Search results for "Central Africa" ...
Corruption costs an estimated $1.5 trillion per year worldwide, and it often takes the form of heads of state and their families looting public treasuries and expropriating resources for their personal gain. Less known is the fact that Western governments are sometimes complicit in this kleptocracy, particularly the United States, often out of America’s insatiable thirst for oil. Filthy Rich is the result of a one-year investigation by CNBC Senior Correspondent Scott Cohn and the network’s Investigations Inc. team. This original documentary focuses primarily on two countries: Azerbaijan in Central Asia and Equatorial Guinea in West Africa.
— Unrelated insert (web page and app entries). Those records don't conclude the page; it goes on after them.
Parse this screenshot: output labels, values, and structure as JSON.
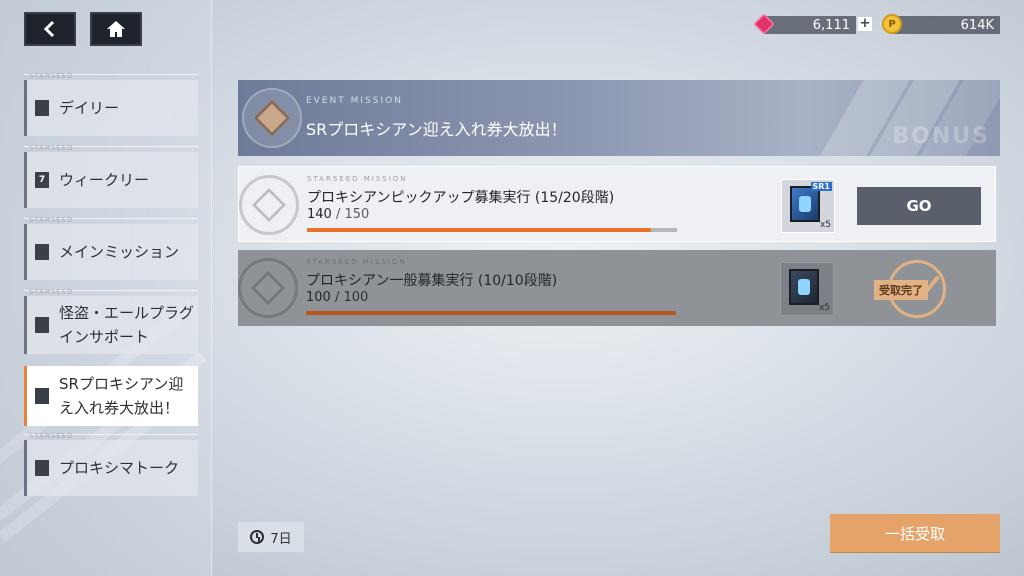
{
  "nav": {
    "back_icon": "back-arrow-icon",
    "home_icon": "home-icon",
    "items": [
      {
        "tag": "STARSEED",
        "label": "デイリー",
        "icon": "document-icon"
      },
      {
        "tag": "STARSEED",
        "label": "ウィークリー",
        "icon": "calendar-7-icon",
        "icon_text": "7"
      },
      {
        "tag": "STARSEED",
        "label": "メインミッション",
        "icon": "list-icon"
      },
      {
        "tag": "STARSEED",
        "label": "怪盗・エールプラグインサポート",
        "icon": "chart-icon"
      },
      {
        "tag": "",
        "label": "SRプロキシアン迎え入れ券大放出！",
        "icon": "document-icon",
        "active": true
      },
      {
        "tag": "STARSEED",
        "label": "プロキシマトーク",
        "icon": "document-icon"
      }
    ]
  },
  "currency": {
    "gem_value": "6,111",
    "plus_label": "+",
    "coin_value": "614K",
    "coin_symbol": "P"
  },
  "banner": {
    "tag": "EVENT MISSION",
    "title": "SRプロキシアン迎え入れ券大放出！",
    "deco_text": "BONUS"
  },
  "missions": [
    {
      "tag": "STARSEED MISSION",
      "title": "プロキシアンピックアップ募集実行 (15/20段階)",
      "current": "140",
      "total": "150",
      "progress": 0.93,
      "reward_rarity": "SR1",
      "reward_qty": "x5",
      "action": "GO",
      "completed": false
    },
    {
      "tag": "STARSEED MISSION",
      "title": "プロキシアン一般募集実行 (10/10段階)",
      "current": "100",
      "total": "100",
      "progress": 1.0,
      "reward_qty": "x5",
      "action": "受取完了",
      "completed": true
    }
  ],
  "timer": {
    "label": "7日"
  },
  "claim_all": {
    "label": "一括受取"
  },
  "colors": {
    "accent": "#e8742c",
    "claim_button": "#e5a36a",
    "go_button": "#5a606b",
    "completed_stamp": "#e2b184"
  }
}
Among the most corrupt countries in the world, the ruling families of both these oil-rich nations benefit from their close ties to the U.S. In the modern world, the U.S. is forced to make a choice between U.S. oil interests and U.S. values; Filthy Rich finds that all too often, U.S. oil interests win out.
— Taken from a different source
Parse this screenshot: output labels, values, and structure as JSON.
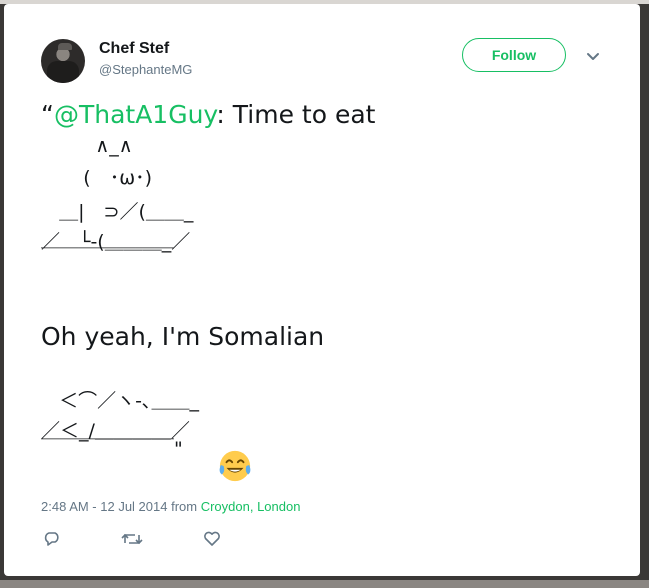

Education Week reports on the increase of African refugees who are moving to Columbus, Ohio and the challenges of teaching students with little or no previous education. "While Somalis at the elementary level participate in regular ESL programs, older Somali children can attend one of two 'welcome centers' at the middle and high school levels before entering a regular ESL program." Students in the Welcome Centers "may interact with native-born American students at lunch or during electives . . . all of the core academic classes are self-contained. . . Students are further divided into six levels according to their literacy skills . . . Their central philosophy is that immigrant students should be placed in a transitional, self-contained program for a short time to learn ESL and academic content before attending regular schools." This article reports on the benefits of these programs, but also raises the concerns of Somali community organizations who disagree.
An ABC News investigation into the Central African diamond trade reveals an industry controlled by violent rebels. The ABC News crew was the first American newsmagazine crew to go into Sierra Leone since the civil war ravaged that country. The crew found a region rife with violence -- "men, women and children were getting their limbs savagely amputated by rebel thugs and these thugs were buying their weapons with the proceeds from diamond sales... So, buyer beware -- that beautiful diamond you are buying for your loved one might very well have caused the death or mutilation of somebody else's loved one in the heart of Africa."